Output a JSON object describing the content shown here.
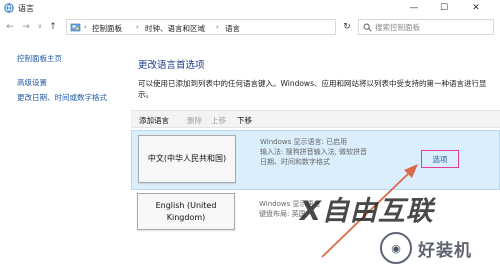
{
  "window": {
    "title": "语言",
    "controls": {
      "minimize": "—",
      "maximize": "☐",
      "close": "✕"
    }
  },
  "nav": {
    "back": "←",
    "forward": "→",
    "recent": "∨",
    "up": "↑",
    "breadcrumbs": [
      "控制面板",
      "时钟、语言和区域",
      "语言"
    ],
    "separator": "›",
    "dropdown": "∨",
    "refresh": "↻",
    "search_placeholder": "搜索控制面板"
  },
  "sidebar": {
    "items": [
      "控制面板主页",
      "高级设置",
      "更改日期、时间或数字格式"
    ]
  },
  "main": {
    "heading": "更改语言首选项",
    "description": "可以使用已添加到列表中的任何语言键入。Windows、应用和网站将以列表中受支持的第一种语言进行显示。",
    "toolbar": {
      "add": "添加语言",
      "delete": "删除",
      "up": "上移",
      "down": "下移"
    },
    "languages": [
      {
        "name": "中文(中华人民共和国)",
        "info": [
          "Windows 显示语言: 已启用",
          "输入法: 搜狗拼音输入法, 微软拼音",
          "日期、时间和数字格式"
        ],
        "options_label": "选项"
      },
      {
        "name": "English (United Kingdom)",
        "info": [
          "Windows 显示语言",
          "键盘布局: 英国"
        ]
      }
    ]
  },
  "watermark": {
    "main": "X自由互联",
    "badge": "◉",
    "sub": "好装机"
  },
  "colors": {
    "link": "#1f5aa6",
    "heading": "#1e3a8a",
    "selected_row": "#dbeefc",
    "highlight_box": "#e93b9b",
    "arrow": "#d96a4a"
  }
}
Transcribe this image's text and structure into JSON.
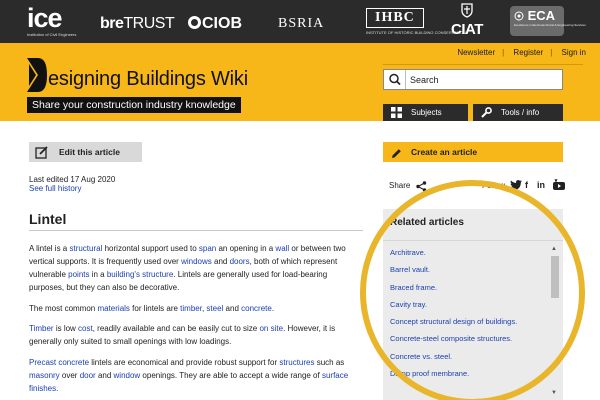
{
  "partners": {
    "ice": {
      "name": "ice",
      "sub": "Institution of Civil Engineers"
    },
    "bre_bold": "bre",
    "bre_light": "TRUST",
    "ciob": "CIOB",
    "bsria": "BSRIA",
    "ihbc": {
      "name": "IHBC",
      "sub": "INSTITUTE OF HISTORIC BUILDING CONSERVATION"
    },
    "ciat": "CIAT",
    "eca": {
      "name": "ECA",
      "sub": "Excellence in Electrotechnical & Engineering Services"
    }
  },
  "top_links": {
    "newsletter": "Newsletter",
    "register": "Register",
    "signin": "Sign in"
  },
  "site": {
    "title": "esigning Buildings Wiki",
    "tagline": "Share your construction industry knowledge"
  },
  "search": {
    "placeholder": "Search"
  },
  "nav": {
    "subjects": "Subjects",
    "tools": "Tools / info"
  },
  "article": {
    "edit_label": "Edit this article",
    "last_edited": "Last edited 17 Aug 2020",
    "history_link": "See full history",
    "title": "Lintel",
    "p1": {
      "t1": "A lintel is a ",
      "l1": "structural",
      "t2": " horizontal support used to ",
      "l2": "span",
      "t3": " an opening in a ",
      "l3": "wall",
      "t4": " or between two vertical supports. It is frequently used over ",
      "l4": "windows",
      "t5": " and ",
      "l5": "doors",
      "t6": ", both of which represent vulnerable ",
      "l6": "points",
      "t7": " in a ",
      "l7": "building's structure",
      "t8": ". Lintels are generally used for load-bearing purposes, but they can also be decorative."
    },
    "p2": {
      "t1": "The most common ",
      "l1": "materials",
      "t2": " for lintels are ",
      "l2": "timber",
      "t3": ", ",
      "l3": "steel",
      "t4": " and ",
      "l4": "concrete",
      "t5": "."
    },
    "p3": {
      "l1": "Timber",
      "t1": " is low ",
      "l2": "cost",
      "t2": ", readily available and can be easily cut to size ",
      "l3": "on site",
      "t3": ". However, it is generally only suited to small openings with low loadings."
    },
    "p4": {
      "l1": "Precast concrete",
      "t1": " lintels are economical and provide robust support for ",
      "l2": "structures",
      "t2": " such as ",
      "l3": "masonry",
      "t3": " over ",
      "l4": "door",
      "t4": " and ",
      "l5": "window",
      "t5": " openings. They are able to accept a wide range of ",
      "l6": "surface finishes",
      "t6": "."
    }
  },
  "sidebar": {
    "create_label": "Create an article",
    "share_label": "Share",
    "follow_label": "Follow",
    "related_title": "Related articles",
    "related": [
      "Architrave.",
      "Barrel vault.",
      "Braced frame.",
      "Cavity tray.",
      "Concept structural design of buildings.",
      "Concrete-steel composite structures.",
      "Concrete vs. steel.",
      "Damp proof membrane."
    ]
  },
  "colors": {
    "brand_yellow": "#f7b718",
    "dark": "#2b2b2b",
    "link": "#1a3fae",
    "highlight": "#e8b52b"
  }
}
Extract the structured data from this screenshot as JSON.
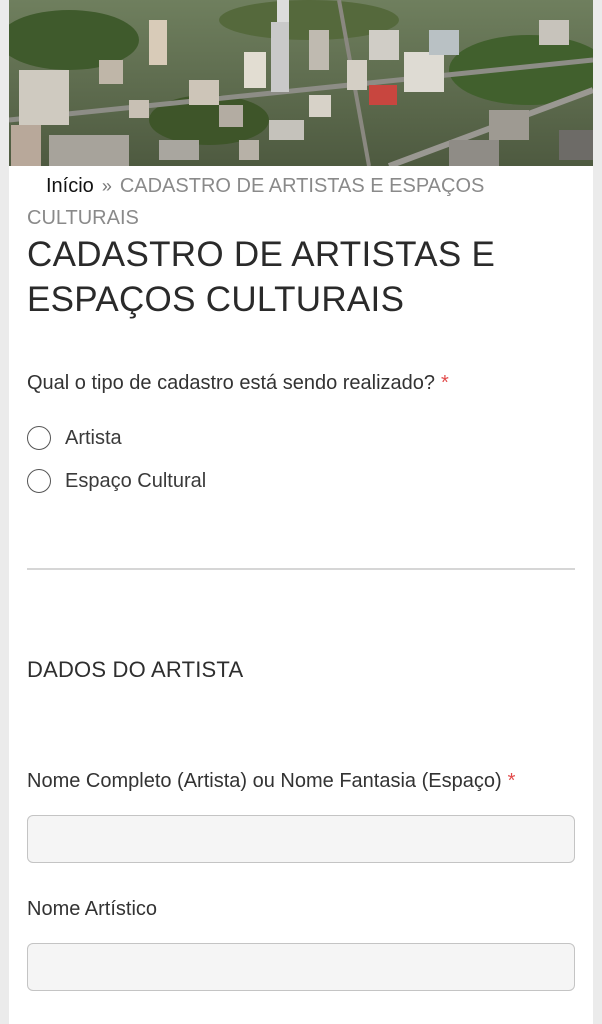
{
  "breadcrumb": {
    "home": "Início",
    "separator": "»",
    "current": "CADASTRO DE ARTISTAS E ESPAÇOS CULTURAIS"
  },
  "page": {
    "title": "CADASTRO DE ARTISTAS E ESPAÇOS CULTURAIS"
  },
  "form": {
    "required_marker": "*",
    "question": {
      "label": "Qual o tipo de cadastro está sendo realizado?",
      "options": [
        {
          "label": "Artista",
          "selected": false
        },
        {
          "label": "Espaço Cultural",
          "selected": false
        }
      ]
    },
    "section_title": "DADOS DO ARTISTA",
    "fields": [
      {
        "label": "Nome Completo (Artista) ou Nome Fantasia (Espaço)",
        "required": true,
        "value": ""
      },
      {
        "label": "Nome Artístico",
        "required": false,
        "value": ""
      }
    ]
  },
  "colors": {
    "required": "#e24b4b",
    "input_bg": "#f5f5f5",
    "input_border": "#c4c4c4",
    "divider": "#d6d6d6"
  }
}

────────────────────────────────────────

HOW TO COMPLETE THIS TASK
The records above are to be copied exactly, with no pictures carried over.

ANSWER SPACE
Output a JSON object describing the content shown here.
{
  "window": {
    "title": "语言",
    "controls": {
      "minimize": "—",
      "maximize": "☐",
      "close": "✕"
    }
  },
  "nav": {
    "back": "←",
    "forward": "→",
    "recent": "∨",
    "up": "↑",
    "breadcrumbs": [
      "控制面板",
      "时钟、语言和区域",
      "语言"
    ],
    "separator": "›",
    "dropdown": "∨",
    "refresh": "↻",
    "search_placeholder": "搜索控制面板"
  },
  "sidebar": {
    "items": [
      "控制面板主页",
      "高级设置",
      "更改日期、时间或数字格式"
    ]
  },
  "main": {
    "heading": "更改语言首选项",
    "description": "可以使用已添加到列表中的任何语言键入。Windows、应用和网站将以列表中受支持的第一种语言进行显示。",
    "toolbar": {
      "add": "添加语言",
      "delete": "删除",
      "up": "上移",
      "down": "下移"
    },
    "languages": [
      {
        "name": "中文(中华人民共和国)",
        "info": [
          "Windows 显示语言: 已启用",
          "输入法: 搜狗拼音输入法, 微软拼音",
          "日期、时间和数字格式"
        ],
        "options_label": "选项"
      },
      {
        "name": "English (United Kingdom)",
        "info": [
          "Windows 显示语言",
          "键盘布局: 英国"
        ]
      }
    ]
  },
  "watermark": {
    "main": "X自由互联",
    "badge": "◉",
    "sub": "好装机"
  },
  "colors": {
    "link": "#1f5aa6",
    "heading": "#1e3a8a",
    "selected_row": "#dbeefc",
    "highlight_box": "#e93b9b",
    "arrow": "#d96a4a"
  }
}
Transcribe this image's text and structure into JSON.
{
  "partners": {
    "ice": {
      "name": "ice",
      "sub": "Institution of Civil Engineers"
    },
    "bre_bold": "bre",
    "bre_light": "TRUST",
    "ciob": "CIOB",
    "bsria": "BSRIA",
    "ihbc": {
      "name": "IHBC",
      "sub": "INSTITUTE OF HISTORIC BUILDING CONSERVATION"
    },
    "ciat": "CIAT",
    "eca": {
      "name": "ECA",
      "sub": "Excellence in Electrotechnical & Engineering Services"
    }
  },
  "top_links": {
    "newsletter": "Newsletter",
    "register": "Register",
    "signin": "Sign in"
  },
  "site": {
    "title": "esigning Buildings Wiki",
    "tagline": "Share your construction industry knowledge"
  },
  "search": {
    "placeholder": "Search"
  },
  "nav": {
    "subjects": "Subjects",
    "tools": "Tools / info"
  },
  "article": {
    "edit_label": "Edit this article",
    "last_edited": "Last edited 17 Aug 2020",
    "history_link": "See full history",
    "title": "Lintel",
    "p1": {
      "t1": "A lintel is a ",
      "l1": "structural",
      "t2": " horizontal support used to ",
      "l2": "span",
      "t3": " an opening in a ",
      "l3": "wall",
      "t4": " or between two vertical supports. It is frequently used over ",
      "l4": "windows",
      "t5": " and ",
      "l5": "doors",
      "t6": ", both of which represent vulnerable ",
      "l6": "points",
      "t7": " in a ",
      "l7": "building's structure",
      "t8": ". Lintels are generally used for load-bearing purposes, but they can also be decorative."
    },
    "p2": {
      "t1": "The most common ",
      "l1": "materials",
      "t2": " for lintels are ",
      "l2": "timber",
      "t3": ", ",
      "l3": "steel",
      "t4": " and ",
      "l4": "concrete",
      "t5": "."
    },
    "p3": {
      "l1": "Timber",
      "t1": " is low ",
      "l2": "cost",
      "t2": ", readily available and can be easily cut to size ",
      "l3": "on site",
      "t3": ". However, it is generally only suited to small openings with low loadings."
    },
    "p4": {
      "l1": "Precast concrete",
      "t1": " lintels are economical and provide robust support for ",
      "l2": "structures",
      "t2": " such as ",
      "l3": "masonry",
      "t3": " over ",
      "l4": "door",
      "t4": " and ",
      "l5": "window",
      "t5": " openings. They are able to accept a wide range of ",
      "l6": "surface finishes",
      "t6": "."
    }
  },
  "sidebar": {
    "create_label": "Create an article",
    "share_label": "Share",
    "follow_label": "Follow",
    "related_title": "Related articles",
    "related": [
      "Architrave.",
      "Barrel vault.",
      "Braced frame.",
      "Cavity tray.",
      "Concept structural design of buildings.",
      "Concrete-steel composite structures.",
      "Concrete vs. steel.",
      "Damp proof membrane."
    ]
  },
  "colors": {
    "brand_yellow": "#f7b718",
    "dark": "#2b2b2b",
    "link": "#1a3fae",
    "highlight": "#e8b52b"
  }
}
Extract the structured data from this screenshot as JSON.
{
  "breadcrumb": {
    "home": "Início",
    "separator": "»",
    "current": "CADASTRO DE ARTISTAS E ESPAÇOS CULTURAIS"
  },
  "page": {
    "title": "CADASTRO DE ARTISTAS E ESPAÇOS CULTURAIS"
  },
  "form": {
    "required_marker": "*",
    "question": {
      "label": "Qual o tipo de cadastro está sendo realizado?",
      "options": [
        {
          "label": "Artista",
          "selected": false
        },
        {
          "label": "Espaço Cultural",
          "selected": false
        }
      ]
    },
    "section_title": "DADOS DO ARTISTA",
    "fields": [
      {
        "label": "Nome Completo (Artista) ou Nome Fantasia (Espaço)",
        "required": true,
        "value": ""
      },
      {
        "label": "Nome Artístico",
        "required": false,
        "value": ""
      }
    ]
  },
  "colors": {
    "required": "#e24b4b",
    "input_bg": "#f5f5f5",
    "input_border": "#c4c4c4",
    "divider": "#d6d6d6"
  }
}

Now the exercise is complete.